## AIM OF THE EXERCISE
The answer must consist of each line of the records below that contains the string "left".

## DATA FOR ANALYSIS
BEGIN
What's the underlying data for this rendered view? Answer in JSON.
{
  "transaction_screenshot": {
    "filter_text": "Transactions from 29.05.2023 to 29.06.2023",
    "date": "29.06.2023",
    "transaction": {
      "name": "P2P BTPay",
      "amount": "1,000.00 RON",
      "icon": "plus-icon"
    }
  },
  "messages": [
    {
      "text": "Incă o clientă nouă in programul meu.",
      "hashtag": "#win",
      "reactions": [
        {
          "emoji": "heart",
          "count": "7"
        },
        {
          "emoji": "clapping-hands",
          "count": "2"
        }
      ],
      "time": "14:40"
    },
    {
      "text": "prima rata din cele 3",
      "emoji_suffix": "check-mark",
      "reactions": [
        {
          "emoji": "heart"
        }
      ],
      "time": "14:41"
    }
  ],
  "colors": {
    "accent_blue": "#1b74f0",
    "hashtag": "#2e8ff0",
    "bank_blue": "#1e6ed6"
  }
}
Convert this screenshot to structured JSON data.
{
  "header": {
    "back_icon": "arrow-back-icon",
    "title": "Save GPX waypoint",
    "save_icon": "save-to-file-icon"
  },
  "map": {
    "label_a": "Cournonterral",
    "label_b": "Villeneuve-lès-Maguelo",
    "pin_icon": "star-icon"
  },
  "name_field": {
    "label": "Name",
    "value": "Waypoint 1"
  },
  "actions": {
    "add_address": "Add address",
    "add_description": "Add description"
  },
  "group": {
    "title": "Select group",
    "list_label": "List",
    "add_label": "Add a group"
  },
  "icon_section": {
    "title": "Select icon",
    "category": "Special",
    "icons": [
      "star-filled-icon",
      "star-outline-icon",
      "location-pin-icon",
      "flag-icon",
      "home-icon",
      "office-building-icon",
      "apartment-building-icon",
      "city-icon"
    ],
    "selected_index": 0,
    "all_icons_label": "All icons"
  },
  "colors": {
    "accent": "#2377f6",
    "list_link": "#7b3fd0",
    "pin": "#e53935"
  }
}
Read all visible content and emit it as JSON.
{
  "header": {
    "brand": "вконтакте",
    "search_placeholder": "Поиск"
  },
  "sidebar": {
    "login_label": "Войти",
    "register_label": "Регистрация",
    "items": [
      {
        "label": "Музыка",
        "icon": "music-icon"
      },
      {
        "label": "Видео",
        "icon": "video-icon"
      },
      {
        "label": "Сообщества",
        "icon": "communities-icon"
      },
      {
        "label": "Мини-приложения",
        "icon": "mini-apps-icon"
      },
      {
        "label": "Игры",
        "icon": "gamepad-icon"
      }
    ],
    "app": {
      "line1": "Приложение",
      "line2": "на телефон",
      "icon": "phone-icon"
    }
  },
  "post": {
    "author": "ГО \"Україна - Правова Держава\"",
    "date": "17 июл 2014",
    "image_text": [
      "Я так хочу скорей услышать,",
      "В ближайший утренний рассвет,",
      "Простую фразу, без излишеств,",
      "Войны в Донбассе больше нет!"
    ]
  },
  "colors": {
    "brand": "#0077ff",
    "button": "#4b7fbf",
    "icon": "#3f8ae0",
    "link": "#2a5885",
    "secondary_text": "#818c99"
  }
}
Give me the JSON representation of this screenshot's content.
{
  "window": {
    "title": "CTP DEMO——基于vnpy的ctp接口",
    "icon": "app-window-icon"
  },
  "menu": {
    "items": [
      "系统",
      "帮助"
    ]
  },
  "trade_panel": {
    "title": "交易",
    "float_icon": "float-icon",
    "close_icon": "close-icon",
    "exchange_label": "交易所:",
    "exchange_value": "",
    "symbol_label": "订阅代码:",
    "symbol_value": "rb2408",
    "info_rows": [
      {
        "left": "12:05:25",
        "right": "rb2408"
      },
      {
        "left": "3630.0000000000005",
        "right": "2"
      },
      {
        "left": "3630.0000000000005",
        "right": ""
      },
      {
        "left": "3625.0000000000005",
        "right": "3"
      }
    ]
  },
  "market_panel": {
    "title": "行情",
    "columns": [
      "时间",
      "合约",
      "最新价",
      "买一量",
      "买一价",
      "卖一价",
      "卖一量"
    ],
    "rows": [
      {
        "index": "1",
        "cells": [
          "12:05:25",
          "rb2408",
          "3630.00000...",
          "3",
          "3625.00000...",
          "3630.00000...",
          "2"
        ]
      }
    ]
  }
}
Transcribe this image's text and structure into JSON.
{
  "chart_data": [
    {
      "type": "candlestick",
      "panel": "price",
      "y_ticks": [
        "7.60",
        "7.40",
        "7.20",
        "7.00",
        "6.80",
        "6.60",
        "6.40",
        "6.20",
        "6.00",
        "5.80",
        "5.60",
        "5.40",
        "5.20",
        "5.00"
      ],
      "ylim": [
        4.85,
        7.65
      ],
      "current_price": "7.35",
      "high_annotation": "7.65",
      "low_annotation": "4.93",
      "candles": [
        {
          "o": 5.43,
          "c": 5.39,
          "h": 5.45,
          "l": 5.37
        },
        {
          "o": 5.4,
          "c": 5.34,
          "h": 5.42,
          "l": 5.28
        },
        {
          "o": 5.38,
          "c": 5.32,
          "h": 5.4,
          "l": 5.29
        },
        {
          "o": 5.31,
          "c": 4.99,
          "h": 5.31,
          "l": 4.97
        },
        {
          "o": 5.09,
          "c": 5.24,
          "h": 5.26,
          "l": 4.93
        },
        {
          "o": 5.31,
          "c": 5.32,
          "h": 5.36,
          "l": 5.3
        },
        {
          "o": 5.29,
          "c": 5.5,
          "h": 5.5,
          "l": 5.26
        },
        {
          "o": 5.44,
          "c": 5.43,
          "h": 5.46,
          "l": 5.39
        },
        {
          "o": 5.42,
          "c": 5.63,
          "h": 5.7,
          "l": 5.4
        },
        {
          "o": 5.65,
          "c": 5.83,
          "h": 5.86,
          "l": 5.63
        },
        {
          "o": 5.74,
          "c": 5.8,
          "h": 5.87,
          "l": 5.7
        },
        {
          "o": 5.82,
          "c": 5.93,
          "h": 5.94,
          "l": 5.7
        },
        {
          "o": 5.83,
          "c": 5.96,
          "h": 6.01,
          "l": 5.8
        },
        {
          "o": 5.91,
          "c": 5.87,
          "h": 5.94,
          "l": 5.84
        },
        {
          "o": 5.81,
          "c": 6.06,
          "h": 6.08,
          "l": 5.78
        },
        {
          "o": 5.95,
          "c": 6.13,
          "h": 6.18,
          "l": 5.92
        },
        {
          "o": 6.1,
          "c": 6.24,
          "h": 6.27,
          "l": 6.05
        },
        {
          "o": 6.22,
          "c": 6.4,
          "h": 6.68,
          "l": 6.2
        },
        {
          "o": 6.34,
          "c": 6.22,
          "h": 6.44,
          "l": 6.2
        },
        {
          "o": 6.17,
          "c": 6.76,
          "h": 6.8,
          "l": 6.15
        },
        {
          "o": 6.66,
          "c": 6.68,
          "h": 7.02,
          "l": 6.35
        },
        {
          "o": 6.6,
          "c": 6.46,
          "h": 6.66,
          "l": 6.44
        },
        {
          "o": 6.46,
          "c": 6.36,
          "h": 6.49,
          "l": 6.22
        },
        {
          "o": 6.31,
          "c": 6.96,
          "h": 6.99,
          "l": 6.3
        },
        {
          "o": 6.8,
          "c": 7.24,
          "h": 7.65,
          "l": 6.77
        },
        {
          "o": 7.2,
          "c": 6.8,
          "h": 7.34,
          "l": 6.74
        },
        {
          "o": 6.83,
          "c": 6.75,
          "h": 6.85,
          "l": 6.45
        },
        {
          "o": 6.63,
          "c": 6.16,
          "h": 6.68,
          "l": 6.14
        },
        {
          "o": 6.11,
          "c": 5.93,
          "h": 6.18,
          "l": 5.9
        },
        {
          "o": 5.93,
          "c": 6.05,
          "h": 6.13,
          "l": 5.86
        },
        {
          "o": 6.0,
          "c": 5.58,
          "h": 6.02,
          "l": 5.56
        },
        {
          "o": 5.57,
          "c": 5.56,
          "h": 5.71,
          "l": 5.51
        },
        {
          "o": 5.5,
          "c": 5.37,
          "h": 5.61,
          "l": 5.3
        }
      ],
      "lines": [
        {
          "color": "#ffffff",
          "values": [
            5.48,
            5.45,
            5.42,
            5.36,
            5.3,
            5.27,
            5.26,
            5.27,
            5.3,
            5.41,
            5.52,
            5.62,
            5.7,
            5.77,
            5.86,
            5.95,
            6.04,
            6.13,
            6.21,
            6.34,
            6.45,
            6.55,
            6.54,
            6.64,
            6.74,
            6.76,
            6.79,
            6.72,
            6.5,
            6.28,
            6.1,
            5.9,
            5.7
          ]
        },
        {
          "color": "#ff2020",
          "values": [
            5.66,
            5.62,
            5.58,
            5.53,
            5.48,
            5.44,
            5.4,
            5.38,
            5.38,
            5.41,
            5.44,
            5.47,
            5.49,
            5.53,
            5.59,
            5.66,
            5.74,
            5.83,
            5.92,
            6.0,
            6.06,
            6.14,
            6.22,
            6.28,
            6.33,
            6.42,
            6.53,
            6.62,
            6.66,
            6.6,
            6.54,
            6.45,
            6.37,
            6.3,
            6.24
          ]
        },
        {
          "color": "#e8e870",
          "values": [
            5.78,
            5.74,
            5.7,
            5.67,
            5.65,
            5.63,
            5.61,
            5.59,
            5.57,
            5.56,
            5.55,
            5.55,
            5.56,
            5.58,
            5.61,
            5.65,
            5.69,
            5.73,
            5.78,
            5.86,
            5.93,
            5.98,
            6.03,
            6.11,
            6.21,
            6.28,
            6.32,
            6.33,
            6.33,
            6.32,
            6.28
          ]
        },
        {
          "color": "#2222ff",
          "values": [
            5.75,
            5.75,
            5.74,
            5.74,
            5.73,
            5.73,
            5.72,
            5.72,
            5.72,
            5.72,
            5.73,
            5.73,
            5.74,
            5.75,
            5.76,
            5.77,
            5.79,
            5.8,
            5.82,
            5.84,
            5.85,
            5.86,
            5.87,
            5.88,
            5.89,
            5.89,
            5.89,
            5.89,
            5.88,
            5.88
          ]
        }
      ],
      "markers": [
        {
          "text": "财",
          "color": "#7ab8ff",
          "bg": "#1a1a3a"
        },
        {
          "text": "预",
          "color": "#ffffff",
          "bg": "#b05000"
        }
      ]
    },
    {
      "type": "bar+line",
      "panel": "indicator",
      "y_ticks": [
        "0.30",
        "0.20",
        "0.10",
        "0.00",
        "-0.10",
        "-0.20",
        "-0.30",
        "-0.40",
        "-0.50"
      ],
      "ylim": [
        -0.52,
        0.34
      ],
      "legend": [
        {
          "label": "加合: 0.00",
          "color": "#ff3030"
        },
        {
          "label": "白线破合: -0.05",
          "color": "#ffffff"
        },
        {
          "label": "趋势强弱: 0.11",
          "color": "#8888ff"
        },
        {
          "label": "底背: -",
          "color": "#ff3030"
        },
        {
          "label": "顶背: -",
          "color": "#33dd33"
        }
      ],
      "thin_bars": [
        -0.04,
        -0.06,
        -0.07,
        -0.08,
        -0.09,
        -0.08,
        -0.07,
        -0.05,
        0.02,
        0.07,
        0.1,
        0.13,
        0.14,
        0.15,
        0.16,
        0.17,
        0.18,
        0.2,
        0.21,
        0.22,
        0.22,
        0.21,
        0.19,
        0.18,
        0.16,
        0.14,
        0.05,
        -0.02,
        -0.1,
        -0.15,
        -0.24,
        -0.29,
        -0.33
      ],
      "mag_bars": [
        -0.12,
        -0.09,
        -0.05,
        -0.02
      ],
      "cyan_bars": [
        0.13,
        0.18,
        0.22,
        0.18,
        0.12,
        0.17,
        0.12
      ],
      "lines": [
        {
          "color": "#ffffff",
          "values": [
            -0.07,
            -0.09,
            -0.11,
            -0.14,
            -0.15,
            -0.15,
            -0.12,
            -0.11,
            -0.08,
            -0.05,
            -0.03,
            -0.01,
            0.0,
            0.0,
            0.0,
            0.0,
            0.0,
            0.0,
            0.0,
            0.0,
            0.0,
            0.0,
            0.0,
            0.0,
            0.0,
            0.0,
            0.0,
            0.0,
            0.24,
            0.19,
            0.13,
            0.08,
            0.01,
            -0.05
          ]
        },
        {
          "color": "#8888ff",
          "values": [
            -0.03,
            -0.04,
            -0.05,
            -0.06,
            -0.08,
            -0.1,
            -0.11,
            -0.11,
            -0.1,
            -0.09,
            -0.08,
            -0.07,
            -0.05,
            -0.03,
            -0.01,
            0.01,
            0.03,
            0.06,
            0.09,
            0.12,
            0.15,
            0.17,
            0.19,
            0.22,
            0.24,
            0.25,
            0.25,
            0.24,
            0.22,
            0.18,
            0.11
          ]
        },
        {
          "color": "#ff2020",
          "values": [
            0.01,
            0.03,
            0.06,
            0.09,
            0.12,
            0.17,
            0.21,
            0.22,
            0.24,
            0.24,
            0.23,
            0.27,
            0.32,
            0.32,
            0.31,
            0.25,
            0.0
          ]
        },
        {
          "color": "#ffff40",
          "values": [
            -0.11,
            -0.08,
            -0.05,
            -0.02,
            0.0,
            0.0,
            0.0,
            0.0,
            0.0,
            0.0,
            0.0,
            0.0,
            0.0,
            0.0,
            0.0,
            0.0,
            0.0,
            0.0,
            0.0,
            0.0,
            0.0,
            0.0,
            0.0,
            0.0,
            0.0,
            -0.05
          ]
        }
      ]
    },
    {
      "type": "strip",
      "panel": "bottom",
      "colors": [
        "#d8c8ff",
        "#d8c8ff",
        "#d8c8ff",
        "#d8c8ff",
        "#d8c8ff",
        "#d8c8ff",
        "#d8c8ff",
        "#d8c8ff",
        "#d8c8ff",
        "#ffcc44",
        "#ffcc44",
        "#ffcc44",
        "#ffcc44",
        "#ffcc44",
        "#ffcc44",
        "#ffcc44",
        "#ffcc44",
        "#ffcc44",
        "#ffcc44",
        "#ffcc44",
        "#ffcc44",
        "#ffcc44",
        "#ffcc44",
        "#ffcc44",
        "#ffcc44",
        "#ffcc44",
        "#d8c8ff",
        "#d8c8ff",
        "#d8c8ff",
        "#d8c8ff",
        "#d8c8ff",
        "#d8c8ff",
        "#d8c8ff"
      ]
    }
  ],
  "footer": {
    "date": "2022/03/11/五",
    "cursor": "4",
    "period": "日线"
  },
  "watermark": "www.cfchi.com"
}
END
## SOLUTION
        "left": "12:05:25",
        "left": "3630.0000000000005",
        "left": "3630.0000000000005",
        "left": "3625.0000000000005",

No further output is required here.